Dec 15, 2014
The Tararuas are a mountain range located in the southern half of the North Island and span just east of the Tasman Sea and north of Wellington. This is where I begin my section “tramp” of New Zealand’s long path: the Te Araroa. This is where I am introduced to The Bush.
Because of the Tararua’s proximity to the sea and height (several thousand feet above sea level) weather forecasts are typically unfavorable for the prospective tramper. Misty fog envelopes all empty spaces and orifices to test your vertigo. Strong sea winds try and push you off the path; a tiny thread strewn across a ridge line with sheer drop offs. You will come to know the ground well because that’s all you’ll see.
Literally you will kiss the ground when some feature of The Bush tries to take you out. It might be a tree root among the labyrinth of tree roots intersecting the path, or a dangling tree vine called a Liana you must push aside lest you become entwined, or a deep sucking mud puddle that will eat your beautiful new trail runners.
The Bush is alive. It is a living breathing green giant. It is a terrarium grown out of control. It is a salty wet vagina. It is a fun house of nightmares and fern gully fantasies.

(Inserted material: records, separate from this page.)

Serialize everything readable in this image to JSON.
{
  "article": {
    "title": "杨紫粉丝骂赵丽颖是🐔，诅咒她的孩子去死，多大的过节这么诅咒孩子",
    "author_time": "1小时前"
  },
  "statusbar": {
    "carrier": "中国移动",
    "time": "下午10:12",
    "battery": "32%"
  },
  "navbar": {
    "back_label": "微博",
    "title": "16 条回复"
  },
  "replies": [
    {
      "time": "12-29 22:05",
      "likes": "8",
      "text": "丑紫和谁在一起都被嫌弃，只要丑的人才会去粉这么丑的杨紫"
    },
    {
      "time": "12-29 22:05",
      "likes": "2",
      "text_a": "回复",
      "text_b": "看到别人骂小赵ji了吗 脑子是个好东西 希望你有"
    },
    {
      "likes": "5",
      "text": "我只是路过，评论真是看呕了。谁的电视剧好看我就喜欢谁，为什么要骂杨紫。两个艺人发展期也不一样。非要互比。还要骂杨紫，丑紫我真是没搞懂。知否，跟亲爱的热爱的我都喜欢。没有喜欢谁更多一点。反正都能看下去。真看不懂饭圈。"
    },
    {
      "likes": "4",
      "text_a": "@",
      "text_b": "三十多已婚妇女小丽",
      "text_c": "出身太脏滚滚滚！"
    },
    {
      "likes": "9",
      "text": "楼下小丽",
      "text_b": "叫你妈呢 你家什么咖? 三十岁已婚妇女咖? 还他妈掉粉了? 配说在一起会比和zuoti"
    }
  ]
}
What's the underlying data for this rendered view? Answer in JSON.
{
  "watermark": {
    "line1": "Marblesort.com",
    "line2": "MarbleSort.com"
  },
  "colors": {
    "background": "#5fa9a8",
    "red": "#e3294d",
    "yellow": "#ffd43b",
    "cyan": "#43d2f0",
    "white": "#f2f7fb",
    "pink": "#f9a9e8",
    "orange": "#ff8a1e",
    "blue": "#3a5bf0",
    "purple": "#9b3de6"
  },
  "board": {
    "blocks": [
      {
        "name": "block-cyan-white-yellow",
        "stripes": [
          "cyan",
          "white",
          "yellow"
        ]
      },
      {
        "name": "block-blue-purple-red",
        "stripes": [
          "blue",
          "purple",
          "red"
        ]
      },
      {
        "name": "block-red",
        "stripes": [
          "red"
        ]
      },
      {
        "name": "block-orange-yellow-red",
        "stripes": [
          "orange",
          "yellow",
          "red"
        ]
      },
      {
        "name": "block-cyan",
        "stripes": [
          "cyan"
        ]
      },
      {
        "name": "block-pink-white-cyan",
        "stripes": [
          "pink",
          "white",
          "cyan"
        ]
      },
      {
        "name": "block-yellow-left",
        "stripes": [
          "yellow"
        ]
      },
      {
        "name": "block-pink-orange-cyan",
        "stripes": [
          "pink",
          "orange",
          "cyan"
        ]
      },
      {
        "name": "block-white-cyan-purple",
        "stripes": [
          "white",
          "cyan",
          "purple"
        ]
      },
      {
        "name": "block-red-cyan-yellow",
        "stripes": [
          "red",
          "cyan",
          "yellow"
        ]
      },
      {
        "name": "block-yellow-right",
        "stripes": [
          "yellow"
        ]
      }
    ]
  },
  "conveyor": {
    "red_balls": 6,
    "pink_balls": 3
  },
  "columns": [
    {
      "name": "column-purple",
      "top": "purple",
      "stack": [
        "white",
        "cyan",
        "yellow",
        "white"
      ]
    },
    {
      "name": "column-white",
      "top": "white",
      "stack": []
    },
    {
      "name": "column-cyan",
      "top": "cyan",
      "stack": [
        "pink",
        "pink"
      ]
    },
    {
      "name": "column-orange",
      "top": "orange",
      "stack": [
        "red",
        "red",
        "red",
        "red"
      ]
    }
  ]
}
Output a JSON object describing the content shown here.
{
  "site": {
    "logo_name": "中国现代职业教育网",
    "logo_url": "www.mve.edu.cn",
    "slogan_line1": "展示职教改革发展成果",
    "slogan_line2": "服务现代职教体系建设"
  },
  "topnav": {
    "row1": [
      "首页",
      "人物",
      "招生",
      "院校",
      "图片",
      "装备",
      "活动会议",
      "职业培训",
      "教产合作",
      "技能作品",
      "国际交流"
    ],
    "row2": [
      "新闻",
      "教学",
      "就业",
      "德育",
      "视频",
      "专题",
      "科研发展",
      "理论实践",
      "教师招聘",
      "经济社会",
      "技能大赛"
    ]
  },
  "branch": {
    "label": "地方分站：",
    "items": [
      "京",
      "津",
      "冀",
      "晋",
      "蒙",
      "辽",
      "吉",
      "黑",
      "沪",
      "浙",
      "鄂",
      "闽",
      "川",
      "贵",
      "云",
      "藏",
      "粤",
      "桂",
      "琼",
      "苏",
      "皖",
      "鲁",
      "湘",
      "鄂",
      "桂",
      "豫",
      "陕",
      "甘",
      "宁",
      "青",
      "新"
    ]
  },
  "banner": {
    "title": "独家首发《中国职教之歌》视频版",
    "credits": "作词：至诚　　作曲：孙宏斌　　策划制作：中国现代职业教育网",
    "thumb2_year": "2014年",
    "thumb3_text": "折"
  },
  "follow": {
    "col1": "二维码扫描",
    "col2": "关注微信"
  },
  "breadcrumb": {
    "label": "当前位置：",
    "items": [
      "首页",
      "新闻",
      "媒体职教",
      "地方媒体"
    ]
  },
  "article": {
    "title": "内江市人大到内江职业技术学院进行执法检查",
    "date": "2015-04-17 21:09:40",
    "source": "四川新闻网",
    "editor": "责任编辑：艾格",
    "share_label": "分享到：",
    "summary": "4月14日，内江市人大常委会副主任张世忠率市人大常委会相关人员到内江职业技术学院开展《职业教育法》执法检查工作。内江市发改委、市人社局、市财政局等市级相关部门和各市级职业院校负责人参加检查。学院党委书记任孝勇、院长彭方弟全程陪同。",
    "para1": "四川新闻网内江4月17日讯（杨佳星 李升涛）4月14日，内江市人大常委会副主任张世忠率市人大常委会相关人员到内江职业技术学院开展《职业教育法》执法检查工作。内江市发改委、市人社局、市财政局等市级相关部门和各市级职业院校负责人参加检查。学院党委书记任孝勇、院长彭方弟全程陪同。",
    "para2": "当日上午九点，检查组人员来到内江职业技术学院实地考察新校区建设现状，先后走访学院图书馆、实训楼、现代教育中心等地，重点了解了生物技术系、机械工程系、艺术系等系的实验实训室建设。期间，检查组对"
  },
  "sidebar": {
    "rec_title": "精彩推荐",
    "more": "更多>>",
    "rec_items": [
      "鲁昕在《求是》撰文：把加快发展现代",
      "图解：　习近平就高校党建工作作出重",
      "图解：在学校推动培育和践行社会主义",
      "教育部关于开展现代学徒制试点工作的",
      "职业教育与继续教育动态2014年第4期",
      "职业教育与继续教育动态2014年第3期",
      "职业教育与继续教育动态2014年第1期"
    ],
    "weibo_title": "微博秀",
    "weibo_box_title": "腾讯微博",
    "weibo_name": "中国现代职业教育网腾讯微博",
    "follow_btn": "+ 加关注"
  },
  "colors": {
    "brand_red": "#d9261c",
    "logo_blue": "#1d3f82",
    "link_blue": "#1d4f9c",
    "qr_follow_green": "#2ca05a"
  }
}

My advice to the prospective Bush tramper is to try and adapt. Use the tree roots to spring forward, make like a monkey and use lianas and tree trunks to stabilize while tramping down and to pull up on when tramping up, and tie your shoes tighter.